Suspense plays an instrumental role in bringing out the struggle for power among Tub, Frank, and Kenny. The three characters are lost in the process of hunting. The episode that involves Kenny and tub depicts a high level of suspense in the story. The author notes that “Kenny turned to Tub. I hate you. Tub shot from the waist. Kenny jerked backward against the fence and buckled to his knees. He folded his hands across his stomach,” he said, “You shot me.” This moment is full of suspense because the reader is not sure about what will happen to Kenny after the shooting. The episode shows that Tub intends to show Kenny that he is more powerful than Kenny by shooting him.
In the same way, the author surprises the reader when Frank shifts his allegiance to Tub in a bid to humiliate Kenny. The surprise move changes the balance of power in the story. Furthermore, the manner in which Kenny moves from his leadership role is surprising and it underscores that fact that Tub and Frank can do anything to be leaders in the group even if it means mistreating Kenny. Before the shooting, of Kenny, he is the most powerful character among the three. He loses his power after the shooting and the others humiliate him.
Conflict is used to show how each of the three characters struggles to be more powerful than the others. The three characters betray one another. Kenny starts shooting and he ends up killing the old farmer’s dog. Consequently, Tub shoots Kenny and the rescue ends up failing. The Tub and Frank are caught up in the trivial things in their life. Frank orders Tub to give him dinner after informing him his love affair with a babysitter. Tub devours the dinner after confessing that he is a glutton. The allegiance among the three characters keeping shifting throughout the story. At the beginning of the story. Frank and Kenny become allies and sideline Tub. Tub walks along the creek on his own without the company of the other two characters. Even though Kenny is aware of the things that are going on in the life of Frank, he does not tell Tub anything. After the shooting of Kenny, Frank, and Tub become close, and thus they understand one another. Frank and tub open up to each other and they end up sidelining Kenny. They take Kenny’s blanket and justify their action by arguing that ‘they’re not doing him any good… we might as well get some use out of them’. This act implies that Tub and Frank are striving to be more powerful than Kenny. They literally let him go in a bid to be more powerful (Eder 6).
In conclusion, the elements in the “Hunters in the snow” plot that depicts the struggle for power among Tub, Kenny and Frank include surprise, suspense conflict, and mystery.

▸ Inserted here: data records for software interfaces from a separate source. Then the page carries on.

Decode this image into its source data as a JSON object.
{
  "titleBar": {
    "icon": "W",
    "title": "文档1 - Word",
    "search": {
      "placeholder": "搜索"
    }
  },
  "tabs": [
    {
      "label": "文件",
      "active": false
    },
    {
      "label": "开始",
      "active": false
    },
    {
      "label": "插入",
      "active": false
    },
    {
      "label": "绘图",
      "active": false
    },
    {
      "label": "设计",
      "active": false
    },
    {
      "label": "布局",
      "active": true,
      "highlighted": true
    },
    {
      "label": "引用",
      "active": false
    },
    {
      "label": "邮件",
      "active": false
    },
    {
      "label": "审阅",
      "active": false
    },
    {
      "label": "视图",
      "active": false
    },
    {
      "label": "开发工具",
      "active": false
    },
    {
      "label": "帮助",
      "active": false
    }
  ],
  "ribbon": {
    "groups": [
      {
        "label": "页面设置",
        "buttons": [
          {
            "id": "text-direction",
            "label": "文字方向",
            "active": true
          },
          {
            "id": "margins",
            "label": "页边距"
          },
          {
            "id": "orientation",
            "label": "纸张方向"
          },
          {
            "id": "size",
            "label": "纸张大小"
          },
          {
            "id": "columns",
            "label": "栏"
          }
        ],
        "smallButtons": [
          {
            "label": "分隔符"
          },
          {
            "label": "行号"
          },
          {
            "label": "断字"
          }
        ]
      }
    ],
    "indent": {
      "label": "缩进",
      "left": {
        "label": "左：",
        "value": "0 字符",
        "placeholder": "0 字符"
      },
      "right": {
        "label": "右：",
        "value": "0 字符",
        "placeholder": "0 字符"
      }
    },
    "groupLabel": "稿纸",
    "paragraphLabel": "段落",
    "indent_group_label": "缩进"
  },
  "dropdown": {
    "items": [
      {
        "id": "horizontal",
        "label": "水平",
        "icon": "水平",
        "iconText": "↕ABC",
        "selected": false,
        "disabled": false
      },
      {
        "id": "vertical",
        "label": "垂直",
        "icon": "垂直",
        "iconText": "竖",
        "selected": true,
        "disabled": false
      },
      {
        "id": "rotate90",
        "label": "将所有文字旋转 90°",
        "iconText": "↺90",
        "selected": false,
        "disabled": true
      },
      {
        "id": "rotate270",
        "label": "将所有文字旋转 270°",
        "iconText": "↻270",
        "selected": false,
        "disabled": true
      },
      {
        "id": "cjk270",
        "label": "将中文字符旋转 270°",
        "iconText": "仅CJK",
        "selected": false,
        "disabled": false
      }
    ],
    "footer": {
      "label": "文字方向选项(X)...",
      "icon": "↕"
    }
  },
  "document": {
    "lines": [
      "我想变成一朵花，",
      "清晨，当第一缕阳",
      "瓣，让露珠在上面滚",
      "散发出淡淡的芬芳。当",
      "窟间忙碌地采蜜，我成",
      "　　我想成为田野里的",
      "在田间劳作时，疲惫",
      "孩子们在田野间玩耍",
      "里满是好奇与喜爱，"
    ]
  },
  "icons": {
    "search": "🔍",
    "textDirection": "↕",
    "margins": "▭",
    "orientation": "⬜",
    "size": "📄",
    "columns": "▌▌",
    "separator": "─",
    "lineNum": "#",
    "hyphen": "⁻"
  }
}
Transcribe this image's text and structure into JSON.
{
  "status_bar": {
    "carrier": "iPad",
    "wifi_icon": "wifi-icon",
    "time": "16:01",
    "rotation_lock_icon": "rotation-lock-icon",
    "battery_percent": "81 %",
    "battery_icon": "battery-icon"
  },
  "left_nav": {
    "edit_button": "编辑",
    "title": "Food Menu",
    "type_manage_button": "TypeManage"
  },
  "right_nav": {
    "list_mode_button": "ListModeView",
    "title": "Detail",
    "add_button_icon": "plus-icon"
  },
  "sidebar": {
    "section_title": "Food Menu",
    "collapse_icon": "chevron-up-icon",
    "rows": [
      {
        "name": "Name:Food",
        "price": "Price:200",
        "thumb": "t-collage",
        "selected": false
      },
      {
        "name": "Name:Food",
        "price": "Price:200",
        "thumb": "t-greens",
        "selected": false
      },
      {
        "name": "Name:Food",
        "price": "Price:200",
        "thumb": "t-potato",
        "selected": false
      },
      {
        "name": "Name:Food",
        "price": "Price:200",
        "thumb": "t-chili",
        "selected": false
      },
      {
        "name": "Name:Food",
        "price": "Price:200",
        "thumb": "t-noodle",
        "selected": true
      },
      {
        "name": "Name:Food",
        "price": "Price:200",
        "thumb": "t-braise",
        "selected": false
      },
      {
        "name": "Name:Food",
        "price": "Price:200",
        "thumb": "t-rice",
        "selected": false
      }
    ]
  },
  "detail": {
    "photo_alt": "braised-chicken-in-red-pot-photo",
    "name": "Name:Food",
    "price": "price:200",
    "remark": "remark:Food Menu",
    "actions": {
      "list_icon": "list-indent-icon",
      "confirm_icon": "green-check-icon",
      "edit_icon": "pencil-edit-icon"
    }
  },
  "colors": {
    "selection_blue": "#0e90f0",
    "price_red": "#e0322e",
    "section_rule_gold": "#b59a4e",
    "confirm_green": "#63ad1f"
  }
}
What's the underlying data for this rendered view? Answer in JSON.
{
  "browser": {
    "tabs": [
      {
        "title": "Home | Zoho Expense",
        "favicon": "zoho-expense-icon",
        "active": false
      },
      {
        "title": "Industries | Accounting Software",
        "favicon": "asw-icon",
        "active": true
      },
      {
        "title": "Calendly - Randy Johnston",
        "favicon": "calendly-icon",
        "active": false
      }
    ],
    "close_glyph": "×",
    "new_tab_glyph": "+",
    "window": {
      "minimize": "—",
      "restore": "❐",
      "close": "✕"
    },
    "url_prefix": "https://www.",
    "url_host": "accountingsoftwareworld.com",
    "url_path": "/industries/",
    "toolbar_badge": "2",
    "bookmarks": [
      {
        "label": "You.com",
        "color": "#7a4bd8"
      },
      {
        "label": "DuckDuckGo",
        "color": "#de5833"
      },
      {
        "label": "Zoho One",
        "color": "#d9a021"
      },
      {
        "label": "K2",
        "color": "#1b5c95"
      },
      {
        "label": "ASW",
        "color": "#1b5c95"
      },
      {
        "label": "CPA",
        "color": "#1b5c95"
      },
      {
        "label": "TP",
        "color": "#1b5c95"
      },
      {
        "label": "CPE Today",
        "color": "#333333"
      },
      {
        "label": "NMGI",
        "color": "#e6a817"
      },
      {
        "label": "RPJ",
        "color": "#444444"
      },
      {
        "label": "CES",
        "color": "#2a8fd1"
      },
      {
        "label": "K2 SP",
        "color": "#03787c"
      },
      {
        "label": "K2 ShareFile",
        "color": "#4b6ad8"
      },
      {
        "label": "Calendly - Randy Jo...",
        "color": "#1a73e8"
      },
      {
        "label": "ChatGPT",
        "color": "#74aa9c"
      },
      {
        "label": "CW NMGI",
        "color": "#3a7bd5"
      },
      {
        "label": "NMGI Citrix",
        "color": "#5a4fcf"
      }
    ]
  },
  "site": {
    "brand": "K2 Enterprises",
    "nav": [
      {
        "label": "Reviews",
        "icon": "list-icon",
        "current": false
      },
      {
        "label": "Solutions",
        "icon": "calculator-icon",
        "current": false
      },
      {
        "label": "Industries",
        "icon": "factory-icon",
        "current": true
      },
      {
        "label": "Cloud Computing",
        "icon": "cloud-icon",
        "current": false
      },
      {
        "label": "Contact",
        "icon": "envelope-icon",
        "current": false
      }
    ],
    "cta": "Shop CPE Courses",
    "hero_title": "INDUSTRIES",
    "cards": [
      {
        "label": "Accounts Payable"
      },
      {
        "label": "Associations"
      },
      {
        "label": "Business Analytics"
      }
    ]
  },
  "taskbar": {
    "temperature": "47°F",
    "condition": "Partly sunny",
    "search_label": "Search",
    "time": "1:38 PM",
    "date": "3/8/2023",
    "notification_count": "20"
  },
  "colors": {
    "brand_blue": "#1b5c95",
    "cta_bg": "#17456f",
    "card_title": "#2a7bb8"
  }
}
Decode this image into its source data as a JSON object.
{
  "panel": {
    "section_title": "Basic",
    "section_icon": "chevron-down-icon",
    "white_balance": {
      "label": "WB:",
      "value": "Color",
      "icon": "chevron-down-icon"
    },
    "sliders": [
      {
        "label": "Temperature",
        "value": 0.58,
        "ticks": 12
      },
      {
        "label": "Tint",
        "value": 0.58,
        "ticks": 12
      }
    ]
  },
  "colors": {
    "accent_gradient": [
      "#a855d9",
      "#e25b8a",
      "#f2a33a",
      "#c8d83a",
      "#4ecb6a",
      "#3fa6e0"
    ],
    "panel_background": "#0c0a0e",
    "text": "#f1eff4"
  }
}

The characters are in constant conflict and they shift their allegiance to one another throughout the novel. Mysterious happenings such as the shooting of Kenny change the balance of power. The rear is left in suspense throughout the plot and this further underscores the struggle for power among the three characters.
Eder, Doris L. “Literary Contexts in Novels: Tobias Wolff’s “This Boy’s Life.” Literary Contexts in Memoirs: Tobias Wolff’s ‘This Boy’s Life’ (2007): 1. Literary Reference Center. Web. 19 Apr. 2013.
Tobias, Wolf. “Hunters in the Snow”.